The ruling coalition agreed, however, to slash red tape for highly qualified new EU citizens seeking work in Europe's biggest economy to fill yawning gaps in the job market.
In 2004, when the EU expanded to include 10 new members, mainly from eastern Europe, Germany was allowed to impose restrictions on the newcomers until 2011 at the latest. Berlin cited fears that a flood of cheap labour would put Germans out of work due to its geographic proximity to the new member states.
The German unemployment rate has since fallen from the double-digit range to 7.5 percent in June. Meanwhile German businesses now complain of a chronic lack of highly trained workers such as engineers and computer programmers.
"Germany must take part in an international competition to attract bright minds," Labour Minister Olaf Scholz said.
From January 1, Germany will lower the minimum annual salary foreigners from the new EU states must earn in order to seek work in Germany to €63,600 ($101,300) from €86,400 currently. And they will no longer have to prove that they are not taking the job from a potential German applicant.
Foreign job seekers who earned diplomas in German schools abroad are to benefit from the same measures.

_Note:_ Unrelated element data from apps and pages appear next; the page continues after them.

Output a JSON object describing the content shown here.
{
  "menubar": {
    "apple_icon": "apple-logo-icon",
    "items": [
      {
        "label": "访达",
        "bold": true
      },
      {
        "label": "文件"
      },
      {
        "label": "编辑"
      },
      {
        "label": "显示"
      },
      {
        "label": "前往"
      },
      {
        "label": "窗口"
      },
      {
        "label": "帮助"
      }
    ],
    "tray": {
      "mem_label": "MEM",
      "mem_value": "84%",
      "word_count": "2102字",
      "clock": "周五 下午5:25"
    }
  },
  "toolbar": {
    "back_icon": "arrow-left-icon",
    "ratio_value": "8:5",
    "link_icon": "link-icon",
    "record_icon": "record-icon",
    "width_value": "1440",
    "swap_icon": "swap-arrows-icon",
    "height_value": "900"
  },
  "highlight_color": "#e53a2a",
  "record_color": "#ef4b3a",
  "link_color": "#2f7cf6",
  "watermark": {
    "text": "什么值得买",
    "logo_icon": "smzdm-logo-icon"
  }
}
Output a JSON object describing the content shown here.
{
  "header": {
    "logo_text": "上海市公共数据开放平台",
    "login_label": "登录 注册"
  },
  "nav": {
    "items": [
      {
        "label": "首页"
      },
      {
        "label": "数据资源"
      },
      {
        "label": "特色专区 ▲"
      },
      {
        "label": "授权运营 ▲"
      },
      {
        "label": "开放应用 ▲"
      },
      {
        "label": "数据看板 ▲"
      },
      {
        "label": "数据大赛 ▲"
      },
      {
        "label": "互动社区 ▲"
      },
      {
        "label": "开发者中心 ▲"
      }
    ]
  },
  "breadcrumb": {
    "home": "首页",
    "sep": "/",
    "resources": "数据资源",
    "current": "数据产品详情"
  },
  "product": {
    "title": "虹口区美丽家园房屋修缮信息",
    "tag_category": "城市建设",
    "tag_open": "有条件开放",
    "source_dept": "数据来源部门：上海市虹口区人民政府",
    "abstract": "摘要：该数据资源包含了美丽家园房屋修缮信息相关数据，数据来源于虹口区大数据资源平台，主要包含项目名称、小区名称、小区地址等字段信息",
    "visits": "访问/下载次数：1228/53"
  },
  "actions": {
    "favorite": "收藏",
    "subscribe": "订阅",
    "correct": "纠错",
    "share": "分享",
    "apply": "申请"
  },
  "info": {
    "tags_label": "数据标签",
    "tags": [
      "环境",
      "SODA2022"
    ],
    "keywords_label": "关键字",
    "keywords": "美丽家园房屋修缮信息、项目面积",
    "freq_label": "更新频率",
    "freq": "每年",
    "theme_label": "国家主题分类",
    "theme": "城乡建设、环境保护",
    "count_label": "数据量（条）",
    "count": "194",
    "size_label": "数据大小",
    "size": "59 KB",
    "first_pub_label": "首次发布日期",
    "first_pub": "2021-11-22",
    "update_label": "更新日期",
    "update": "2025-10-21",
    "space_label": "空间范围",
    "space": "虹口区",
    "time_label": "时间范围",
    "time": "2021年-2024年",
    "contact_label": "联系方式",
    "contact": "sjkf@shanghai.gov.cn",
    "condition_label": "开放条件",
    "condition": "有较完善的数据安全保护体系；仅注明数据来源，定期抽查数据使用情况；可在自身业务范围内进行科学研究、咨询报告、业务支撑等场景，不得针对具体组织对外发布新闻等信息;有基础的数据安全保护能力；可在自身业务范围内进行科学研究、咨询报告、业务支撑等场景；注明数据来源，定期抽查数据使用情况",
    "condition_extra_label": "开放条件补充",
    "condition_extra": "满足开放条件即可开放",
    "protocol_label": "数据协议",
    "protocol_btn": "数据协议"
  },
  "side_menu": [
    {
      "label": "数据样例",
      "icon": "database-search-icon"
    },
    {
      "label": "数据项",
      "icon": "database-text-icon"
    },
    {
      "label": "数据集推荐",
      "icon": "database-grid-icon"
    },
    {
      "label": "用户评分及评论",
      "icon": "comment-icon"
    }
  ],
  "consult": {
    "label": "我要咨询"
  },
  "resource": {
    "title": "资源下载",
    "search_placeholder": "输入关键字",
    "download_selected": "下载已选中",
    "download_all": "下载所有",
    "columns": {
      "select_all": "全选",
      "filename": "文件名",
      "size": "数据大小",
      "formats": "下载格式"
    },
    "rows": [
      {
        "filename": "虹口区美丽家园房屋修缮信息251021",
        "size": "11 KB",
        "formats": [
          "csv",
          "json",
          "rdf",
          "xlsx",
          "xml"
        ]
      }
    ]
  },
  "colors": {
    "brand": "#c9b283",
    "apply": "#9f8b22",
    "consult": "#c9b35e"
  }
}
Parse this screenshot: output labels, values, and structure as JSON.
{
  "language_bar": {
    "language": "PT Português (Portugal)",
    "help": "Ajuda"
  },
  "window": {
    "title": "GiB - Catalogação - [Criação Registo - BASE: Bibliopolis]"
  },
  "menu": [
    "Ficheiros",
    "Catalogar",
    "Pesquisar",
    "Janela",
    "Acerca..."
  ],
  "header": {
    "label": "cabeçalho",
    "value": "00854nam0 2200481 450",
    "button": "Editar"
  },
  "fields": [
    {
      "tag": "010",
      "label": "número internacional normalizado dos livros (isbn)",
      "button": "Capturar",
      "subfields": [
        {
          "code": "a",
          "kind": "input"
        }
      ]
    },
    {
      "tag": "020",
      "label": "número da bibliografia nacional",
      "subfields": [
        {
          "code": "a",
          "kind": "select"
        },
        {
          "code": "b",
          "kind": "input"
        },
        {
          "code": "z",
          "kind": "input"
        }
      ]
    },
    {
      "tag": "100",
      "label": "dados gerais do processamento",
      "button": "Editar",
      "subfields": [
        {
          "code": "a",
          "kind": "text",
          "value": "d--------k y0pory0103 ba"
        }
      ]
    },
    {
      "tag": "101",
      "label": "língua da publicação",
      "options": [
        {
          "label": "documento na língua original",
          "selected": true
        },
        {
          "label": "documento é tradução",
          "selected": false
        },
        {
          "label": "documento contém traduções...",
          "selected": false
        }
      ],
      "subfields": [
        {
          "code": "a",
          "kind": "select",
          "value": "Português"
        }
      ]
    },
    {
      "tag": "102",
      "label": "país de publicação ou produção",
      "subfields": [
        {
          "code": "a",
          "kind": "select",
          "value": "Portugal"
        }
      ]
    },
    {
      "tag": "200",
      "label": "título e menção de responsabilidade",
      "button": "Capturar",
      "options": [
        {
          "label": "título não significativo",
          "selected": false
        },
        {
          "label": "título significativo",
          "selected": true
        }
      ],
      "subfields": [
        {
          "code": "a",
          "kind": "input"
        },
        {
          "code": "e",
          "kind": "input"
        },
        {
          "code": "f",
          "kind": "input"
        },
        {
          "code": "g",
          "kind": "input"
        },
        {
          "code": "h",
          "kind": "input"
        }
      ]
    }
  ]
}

Meanwhile, farmers who depend on Polish workers to bring in the harvest "will be able to cover their seasonal worker needs," too, a ministry statement said.
Germany also planned to evaluate the validity of foreign diplomas and to improve conditions for integrating so-called "tolerated" immigrants into the country and its culture.
The Labour Ministry is expected to create an monthly index to measure the needs of Germany companies over the coming half year and adapt the granting of work visas accordingly.